Alex Ross Perry is an interesting dark humorist of the independent cinema scene, as evidenced quite clearly by last year’s Listen Up Philip. He was very literary sensibilities that haven’t really been popular since old Hollywood, where star power was more important than it ever would be after and the best films were remembered for their performances more than anything else. Though humor isn’t absent from Perry’s latest endeavor, to call Queen of Earth a comedy would be somewhat a stretch, as this film is less evocative of Perry’s acerbic wit as it is of his ability to coax a brilliant performance from Elizabeth Moss, who for once lets go of the subtle nuances of her characters to delve deep into psychological peril.
Two friends, Catharine (Moss) and Ginny (Katherine Waterston), take their yearly trip to a cabin in the woods in order to escape from the stresses of their everyday lives. The previous year, Catharine had brought along her boyfriend as Ginny was going through a difficult break-up, leaving Ginny to deal with her depression alone. This year, Catharine has similarly lost her romantic interest, but also has lost her embezzling father to prison and thus is in a similar situation when Ginny brings along her romantic interest, Rich (Patrick Fugit).
What’s interesting about this scenario is that Catharine’s character is perhaps one of the most feminist portrayals of the madwoman trope ever put to film.

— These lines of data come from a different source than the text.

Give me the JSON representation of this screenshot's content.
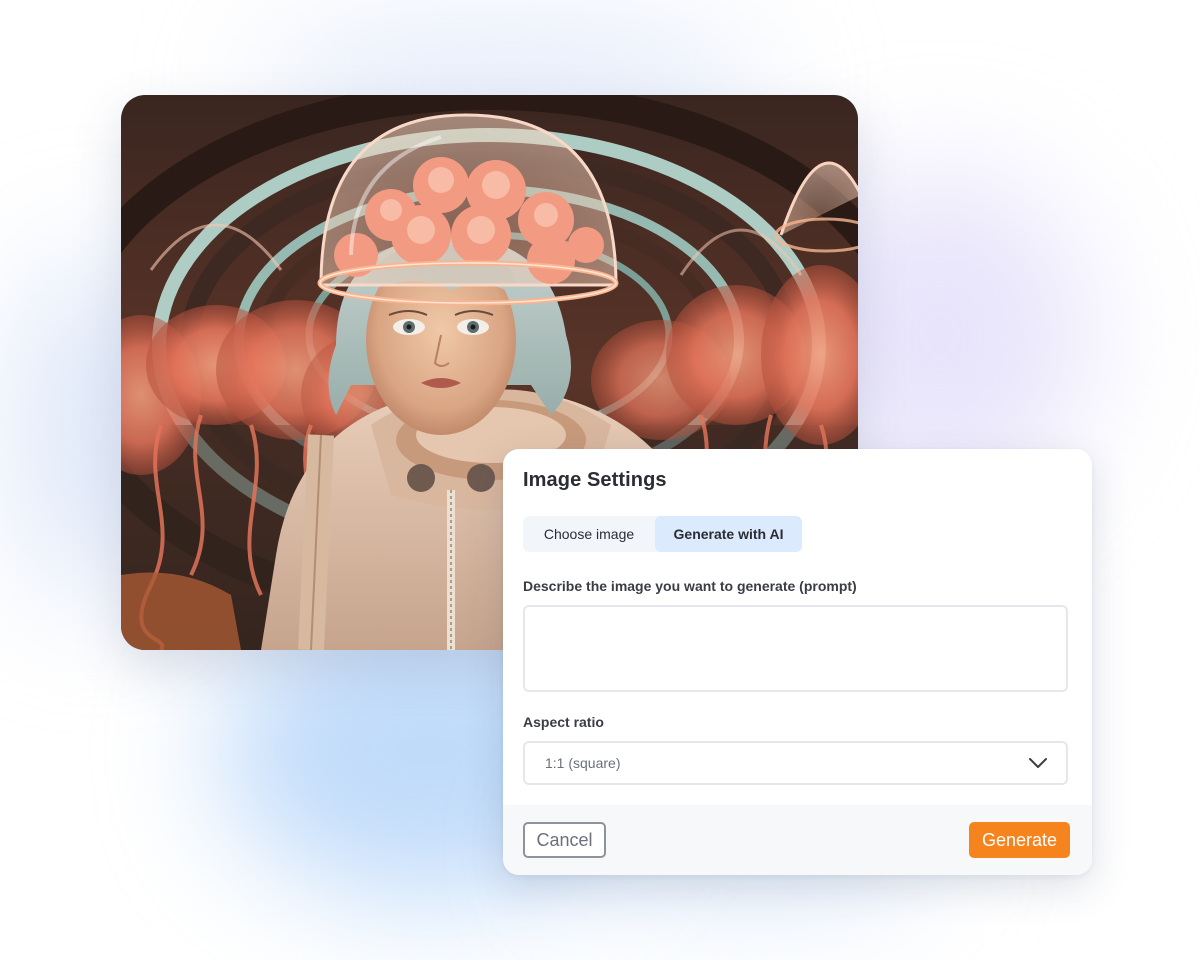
{
  "hero": {
    "image_description_icon": "astronaut-girl-with-jellyfish-helmet-photo"
  },
  "dialog": {
    "title": "Image Settings",
    "tabs": [
      {
        "label": "Choose image",
        "selected": false
      },
      {
        "label": "Generate with AI",
        "selected": true
      }
    ],
    "prompt": {
      "label": "Describe the image you want to generate (prompt)",
      "value": "",
      "placeholder": ""
    },
    "aspect_ratio": {
      "label": "Aspect ratio",
      "selected": "1:1 (square)",
      "icon": "chevron-down-icon"
    },
    "footer": {
      "cancel_label": "Cancel",
      "generate_label": "Generate"
    }
  },
  "colors": {
    "accent": "#f5841f",
    "tab_selected_bg": "#dbeafc",
    "tabs_bg": "#f2f6fb",
    "title_text": "#2a2d33",
    "border": "#e4e8ee"
  }
}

Moss’s performance is reminiscent of Ingrid Bergman’s body of work, with the same kinds of creepy infantilization and incoherent murmurs interspersed with nonsensical laughter. However, Catherine’s madness is a metaphor for something more than pure hysteria, as she is a woman conditioned to need the support of a man in order to remain functional. It becomes apparent that her father sheltered her from the world with wealth, thereby fostering a dependent personality that needs dominant masculinity present in order to maintain a personal identity. Similarly, the flashbacks to her past relationship show her as completely co-dependent and in denial of such co-dependency when an embittered Ginny points it out. Catherine may be psychologically weak, but her weakness is understandable based on her conditioning to believe that men need to define her role in life, and her inability to cope is a direct result of that male manipulation.
As fantastic as this portrayal is, though, the film is not without its faults. There is a late scene where Catharine and Ginny throw a party for no discernable reason, and the only purpose is to stage a hackneyed everyone-attacking-me delusion for Catharine. Furthermore, there are times when Ginny’s presence seems entirely superfluous, especially since her character exists primarily as a grounded foil for Catharine’s insanity. Ginny is supposed to represent how Catharine could have developed had her upbringing not emotionally crippled her, but she feels irrelevant when Moss sells Catharine’s struggle so effectively.
If you’re looking for something below the radar this Oscar season, Queen of Earth is a pretty great alternative to the accolades and fanfare of the next few months. It won’t be getting any awards, but it certainly deserves to garner a fan following.